ASSIGNMENT:
Look through the records that follow and state how many lines hold the word "screenshot", without adding anything.

DATA EXTRACT:
BEGIN

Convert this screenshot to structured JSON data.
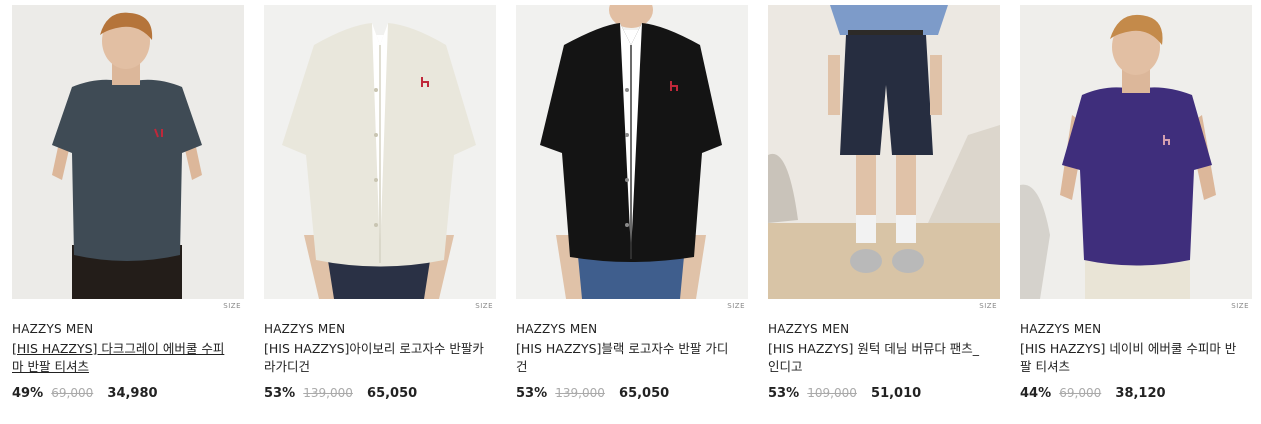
{
  "products": [
    {
      "brand": "HAZZYS MEN",
      "name": "[HIS HAZZYS] 다크그레이 에버쿨 수피마 반팔 티셔츠",
      "discount": "49%",
      "original_price": "69,000",
      "sale_price": "34,980",
      "size_label": "SIZE",
      "colors": {
        "bg": "#ecebe8",
        "garment": "#3f4b55"
      }
    },
    {
      "brand": "HAZZYS MEN",
      "name": "[HIS HAZZYS]아이보리 로고자수 반팔카라가디건",
      "discount": "53%",
      "original_price": "139,000",
      "sale_price": "65,050",
      "size_label": "SIZE",
      "colors": {
        "bg": "#f1f1ef",
        "garment": "#e9e7dc"
      }
    },
    {
      "brand": "HAZZYS MEN",
      "name": "[HIS HAZZYS]블랙 로고자수 반팔 가디건",
      "discount": "53%",
      "original_price": "139,000",
      "sale_price": "65,050",
      "size_label": "SIZE",
      "colors": {
        "bg": "#f1f1ef",
        "garment": "#141414"
      }
    },
    {
      "brand": "HAZZYS MEN",
      "name": "[HIS HAZZYS] 원턱 데님 버뮤다 팬츠_ 인디고",
      "discount": "53%",
      "original_price": "109,000",
      "sale_price": "51,010",
      "size_label": "SIZE",
      "colors": {
        "bg": "#ece8e2",
        "garment": "#262d40"
      }
    },
    {
      "brand": "HAZZYS MEN",
      "name": "[HIS HAZZYS] 네이비 에버쿨 수피마 반팔 티셔츠",
      "discount": "44%",
      "original_price": "69,000",
      "sale_price": "38,120",
      "size_label": "SIZE",
      "colors": {
        "bg": "#efeeeb",
        "garment": "#3f2e7c"
      }
    }
  ]
}
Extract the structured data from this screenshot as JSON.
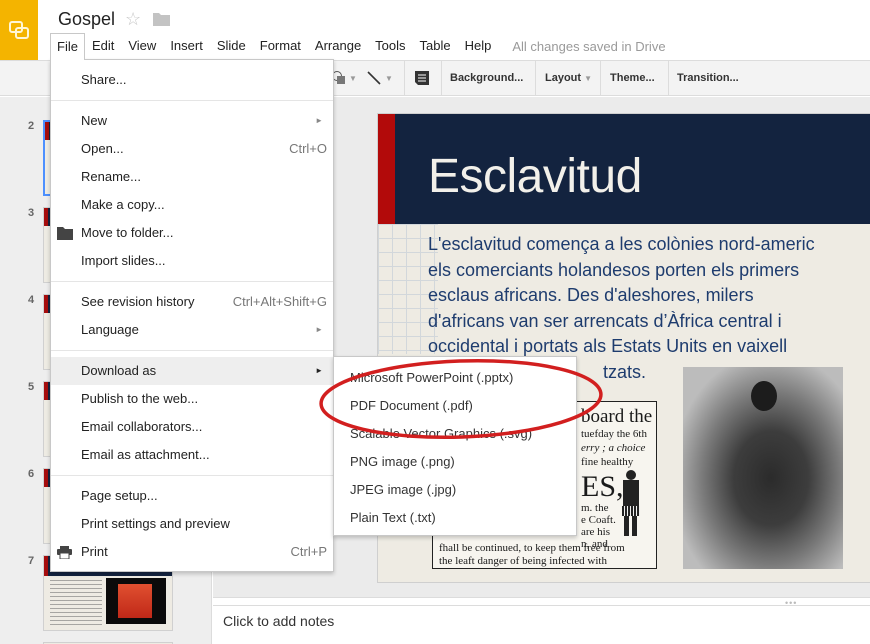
{
  "app": {
    "doc_title": "Gospel",
    "brand_color": "#f4b400",
    "save_status": "All changes saved in Drive"
  },
  "menubar": [
    "File",
    "Edit",
    "View",
    "Insert",
    "Slide",
    "Format",
    "Arrange",
    "Tools",
    "Table",
    "Help"
  ],
  "toolbar": {
    "background_label": "Background...",
    "layout_label": "Layout",
    "theme_label": "Theme...",
    "transition_label": "Transition..."
  },
  "filmstrip": {
    "slide_numbers": [
      "2",
      "3",
      "4",
      "5",
      "6",
      "7"
    ],
    "selected": "2"
  },
  "file_menu": {
    "share": "Share...",
    "new": "New",
    "open": "Open...",
    "open_shortcut": "Ctrl+O",
    "rename": "Rename...",
    "make_copy": "Make a copy...",
    "move_to_folder": "Move to folder...",
    "import_slides": "Import slides...",
    "revision_history": "See revision history",
    "revision_history_shortcut": "Ctrl+Alt+Shift+G",
    "language": "Language",
    "download_as": "Download as",
    "publish": "Publish to the web...",
    "email_collaborators": "Email collaborators...",
    "email_attachment": "Email as attachment...",
    "page_setup": "Page setup...",
    "print_settings": "Print settings and preview",
    "print": "Print",
    "print_shortcut": "Ctrl+P"
  },
  "download_submenu": [
    "Microsoft PowerPoint (.pptx)",
    "PDF Document (.pdf)",
    "Scalable Vector Graphics (.svg)",
    "PNG image (.png)",
    "JPEG image (.jpg)",
    "Plain Text (.txt)"
  ],
  "slide": {
    "title": "Esclavitud",
    "body_lines": [
      "L'esclavitud comença a les colònies nord-americ",
      "els comerciants holandesos porten els primers",
      "esclaus africans. Des d'aleshores, milers",
      "d'africans van ser arrencats d’Àfrica central i",
      "occidental i portats als Estats Units en vaixell",
      "                                   tzats."
    ],
    "ad_text": {
      "l1": "board the",
      "l2": "tuefday the 6th",
      "l3": "erry ; a choice",
      "l4": "fine healthy",
      "l5": "ES,",
      "l6": "m. the",
      "l7": "e Coaft.",
      "l8": "are his",
      "l9": "n, and",
      "l10": "fhall be continued, to keep them free from",
      "l11": "the leaft danger of being infected with"
    }
  },
  "notes": {
    "placeholder": "Click to add notes"
  }
}
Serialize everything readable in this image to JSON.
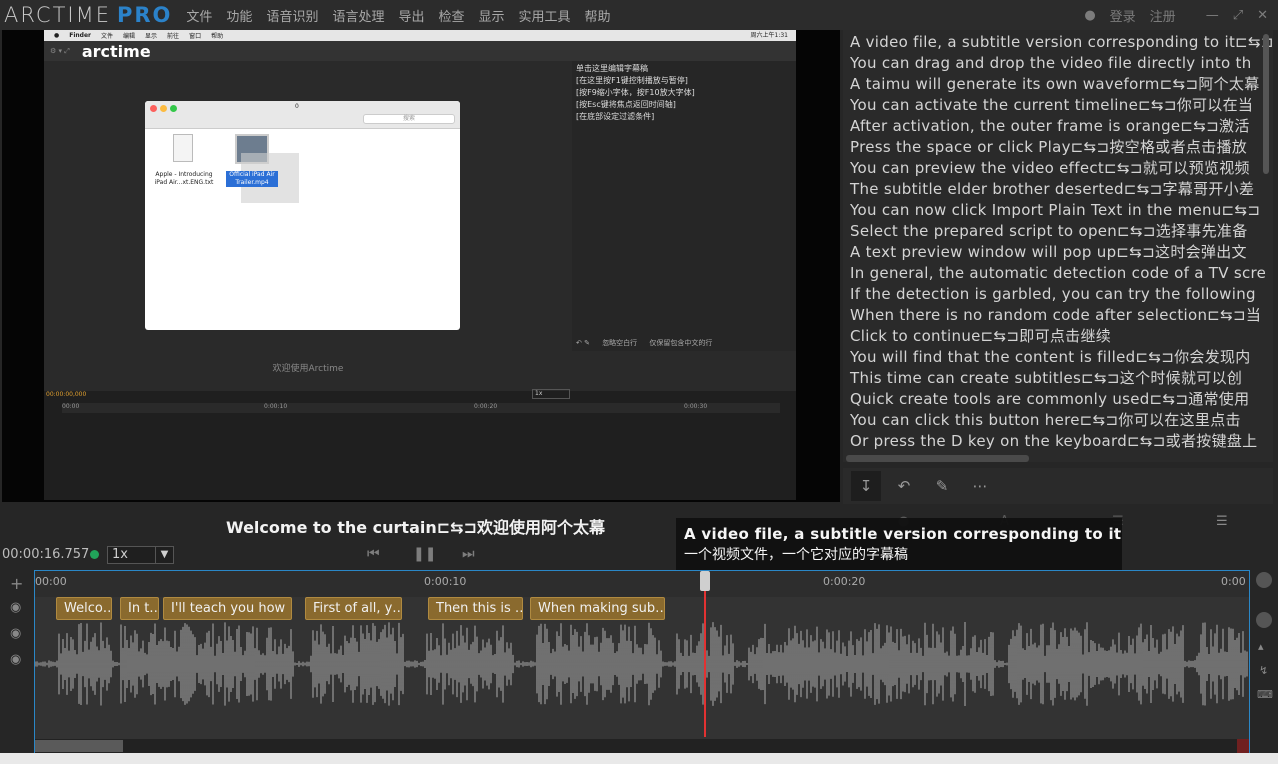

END

SOLUTION FOR THIS TASK:
2